The Nigerian Girl Guides Association (NGGA) has identified sound and qualitative education as a critical tool in empowering the girl-child towards attaining leadership positions.
The association’s Chief Commissioner, Mrs Maria-Goretti Sule, said in Lagos on Saturday that such empowerment would bring about global peace.
Sule spoke at the opening of the Nigeria Hub of the 2019 Juliet Low Seminar (JLS) on Saturday.
The seminar had the theme: “Lead Out Loud: Tackling Gender Barriers to Leadership”.
JLS is hosted by the World Association of Girl Guides and Girl Scouts (WAGGGS).
According to Sule, the potential of any girl-child may remain untapped if not educated.
She said that education had the key to unlocking the potential.
Sule said that lack of education of the girl-child was a challenge to achieving purposeful leadership, national growth and global development, peace and harmony.
“That is the essence of this event. Today marks a new dawn for us in the NGGA because this happens to be the first time we are hosting our movement’s global event.
“We have been playing host to many national and Africa region events and some others sponsored by the WAGGGS but when Nigeria was granted the hosting rights as one of the 20 hubs for the seminar, our joy knew no bounds.
“You will agree with me that the girl-child is going through many issues such as gender discrimination, rape, poverty, barriers to education, violence and female genital mutilation, among others.
“We must not feign ignorance of these issues if we intend to give our girls the much needed empowerment through education to ensure freedom for them and find the space to develop their potential.
“The theme for the 2019 JLS is a very timely one; this is the reason we must call on stakeholders to join forces with us to break barriers that hinder the girl-child and young women from developing their talents and becoming who God wants them to be,” she said.
The commissioner urged that from homes to schools, workplaces, markets or political campaign grounds, all barriers to girl-child development must be broken.
She called for legislation that would destroy barriers working against females, to achieve accelerated national transformation.
“We appeal for legislation that will help young women to gain the confidence to pursue their life dreams and pursue success in whatever field they desire.
“We appeal for appointments for women who have the capacities to lead and make impacts rather than discriminate against them because of their gender.
“As an association, we are ready to continue equipping our girls and playing our part to ensure they are mentored and polished to be of great service to the world,” Sule said.
Mrs Lilian Damie, the Assistant National Project Commissioner of the NGGA, said on the sidelines of the event that about 700 members of the association were participating in the JLS in different countries, including Nigeria.
She said that the leadership programme targeted females between ages of 18 years and 25.
According to her, the purpose is to identify gender barriers to leadership and come up with ways to overcome them.
“It is expected that when these participants and facilitators drawn from 18 countries return to their local communities, they should be able to transfer skills and impact knowledge garnered during the JLS experience to at least 100 girls, each.
“We strive to deal with the issues facing the 21st century young women and girls by equipping them with the right education (formal and non formal), and skills that will enable them to discover themselves and unleash their potential for leadership roles.

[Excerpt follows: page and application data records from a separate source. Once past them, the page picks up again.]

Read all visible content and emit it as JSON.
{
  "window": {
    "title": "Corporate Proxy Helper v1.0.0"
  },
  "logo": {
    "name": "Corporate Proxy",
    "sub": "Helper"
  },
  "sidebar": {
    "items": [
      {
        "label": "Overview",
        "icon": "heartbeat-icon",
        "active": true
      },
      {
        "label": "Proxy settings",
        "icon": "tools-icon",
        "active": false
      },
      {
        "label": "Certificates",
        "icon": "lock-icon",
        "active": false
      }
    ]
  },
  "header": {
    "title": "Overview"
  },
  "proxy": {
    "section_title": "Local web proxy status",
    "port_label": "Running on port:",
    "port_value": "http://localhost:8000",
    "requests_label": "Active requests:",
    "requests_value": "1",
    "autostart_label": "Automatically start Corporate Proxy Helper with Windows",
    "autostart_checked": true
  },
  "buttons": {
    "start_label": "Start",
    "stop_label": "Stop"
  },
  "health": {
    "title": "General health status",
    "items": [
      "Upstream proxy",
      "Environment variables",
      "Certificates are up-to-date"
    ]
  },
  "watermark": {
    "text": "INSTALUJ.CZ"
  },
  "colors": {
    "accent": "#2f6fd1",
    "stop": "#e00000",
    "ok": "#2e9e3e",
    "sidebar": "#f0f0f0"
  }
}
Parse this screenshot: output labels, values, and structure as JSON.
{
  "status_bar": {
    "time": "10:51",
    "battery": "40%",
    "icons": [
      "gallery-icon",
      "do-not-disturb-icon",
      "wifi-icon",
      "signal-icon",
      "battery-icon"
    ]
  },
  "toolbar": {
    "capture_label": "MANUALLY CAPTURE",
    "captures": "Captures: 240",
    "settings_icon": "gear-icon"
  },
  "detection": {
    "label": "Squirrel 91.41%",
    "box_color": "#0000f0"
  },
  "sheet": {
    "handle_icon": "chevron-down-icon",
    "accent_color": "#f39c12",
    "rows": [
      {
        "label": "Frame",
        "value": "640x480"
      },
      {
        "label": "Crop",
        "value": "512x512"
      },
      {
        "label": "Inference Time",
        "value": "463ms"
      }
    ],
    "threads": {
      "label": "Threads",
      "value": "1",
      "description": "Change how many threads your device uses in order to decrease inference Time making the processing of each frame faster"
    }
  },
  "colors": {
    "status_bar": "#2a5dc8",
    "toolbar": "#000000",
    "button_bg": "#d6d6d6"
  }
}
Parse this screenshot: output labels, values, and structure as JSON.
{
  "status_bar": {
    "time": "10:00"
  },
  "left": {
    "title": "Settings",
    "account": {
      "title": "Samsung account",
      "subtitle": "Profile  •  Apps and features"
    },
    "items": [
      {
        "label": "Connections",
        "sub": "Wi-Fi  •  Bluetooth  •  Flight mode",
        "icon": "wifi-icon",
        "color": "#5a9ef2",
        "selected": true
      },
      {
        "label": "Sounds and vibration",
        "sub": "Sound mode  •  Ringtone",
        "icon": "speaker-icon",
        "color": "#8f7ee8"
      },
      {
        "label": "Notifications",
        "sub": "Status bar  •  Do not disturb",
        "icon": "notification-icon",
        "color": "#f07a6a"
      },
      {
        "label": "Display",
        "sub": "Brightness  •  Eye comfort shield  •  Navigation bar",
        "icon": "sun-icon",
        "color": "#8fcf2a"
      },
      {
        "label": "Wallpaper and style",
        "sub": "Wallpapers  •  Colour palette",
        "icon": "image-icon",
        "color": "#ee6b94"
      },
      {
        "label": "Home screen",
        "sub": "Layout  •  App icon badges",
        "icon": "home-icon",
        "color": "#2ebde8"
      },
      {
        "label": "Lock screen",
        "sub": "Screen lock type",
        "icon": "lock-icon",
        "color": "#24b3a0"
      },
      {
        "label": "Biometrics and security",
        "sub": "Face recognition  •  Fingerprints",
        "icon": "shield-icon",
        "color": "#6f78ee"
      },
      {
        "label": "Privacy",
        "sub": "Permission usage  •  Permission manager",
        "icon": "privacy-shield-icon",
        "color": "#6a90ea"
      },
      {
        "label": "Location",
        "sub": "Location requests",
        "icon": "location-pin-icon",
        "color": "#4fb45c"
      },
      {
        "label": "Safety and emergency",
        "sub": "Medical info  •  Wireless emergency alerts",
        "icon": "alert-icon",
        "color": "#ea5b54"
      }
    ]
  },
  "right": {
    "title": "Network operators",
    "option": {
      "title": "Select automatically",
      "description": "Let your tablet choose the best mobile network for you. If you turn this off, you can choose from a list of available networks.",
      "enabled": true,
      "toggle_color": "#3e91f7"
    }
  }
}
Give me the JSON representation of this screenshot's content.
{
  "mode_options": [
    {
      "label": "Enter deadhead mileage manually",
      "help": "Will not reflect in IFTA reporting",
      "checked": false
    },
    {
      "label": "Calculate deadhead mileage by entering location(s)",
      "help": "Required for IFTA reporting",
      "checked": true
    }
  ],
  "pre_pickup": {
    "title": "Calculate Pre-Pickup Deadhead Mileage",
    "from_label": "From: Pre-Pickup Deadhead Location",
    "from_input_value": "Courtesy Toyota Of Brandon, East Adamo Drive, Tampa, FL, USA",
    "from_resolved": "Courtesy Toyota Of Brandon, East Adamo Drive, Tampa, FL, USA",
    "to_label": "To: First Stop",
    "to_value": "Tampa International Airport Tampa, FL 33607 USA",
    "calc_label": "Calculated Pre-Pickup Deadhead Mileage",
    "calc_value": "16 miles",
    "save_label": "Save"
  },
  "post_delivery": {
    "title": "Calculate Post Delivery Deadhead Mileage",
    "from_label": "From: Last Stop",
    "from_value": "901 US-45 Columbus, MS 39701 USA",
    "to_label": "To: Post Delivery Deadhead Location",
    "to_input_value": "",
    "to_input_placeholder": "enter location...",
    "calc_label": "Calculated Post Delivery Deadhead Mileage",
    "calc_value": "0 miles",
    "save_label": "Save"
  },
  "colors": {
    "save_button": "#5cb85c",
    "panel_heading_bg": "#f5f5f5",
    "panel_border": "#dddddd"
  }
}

“For us, education remains the gateway. It remains the key to preventing all forms of challenge working against women.
“It is, therefore, important that every woman is given the opportunity to learn, lead and grow,” Damie said.
Christa Ochocki, a facilitaor from the U.S., said that WAGGGS remained one of the global organisations that had impacted on millions of the girl-child and women.
According to her, JSL which is in honour of Juliet Low, Founder of the Girl Scouts in the U.S., over a century ago, has given girls, the world over, opportunities to see themselves as change agents.
“This seminar comes up once in three years, and this year’s event is special in the sense that it is the first time it is holding simultaneously in 18 different countries.
“The good thing about the seminar is that it fosters international friendship, creates better understanding among persons from different cultural backgrounds and different works of life and, therefore, ends up making the world a better place,” she said.
Miss Ruth Afoko, a student of the Winscosin University, Accra, who participated in the event, urged more women to show interest in politics and governance.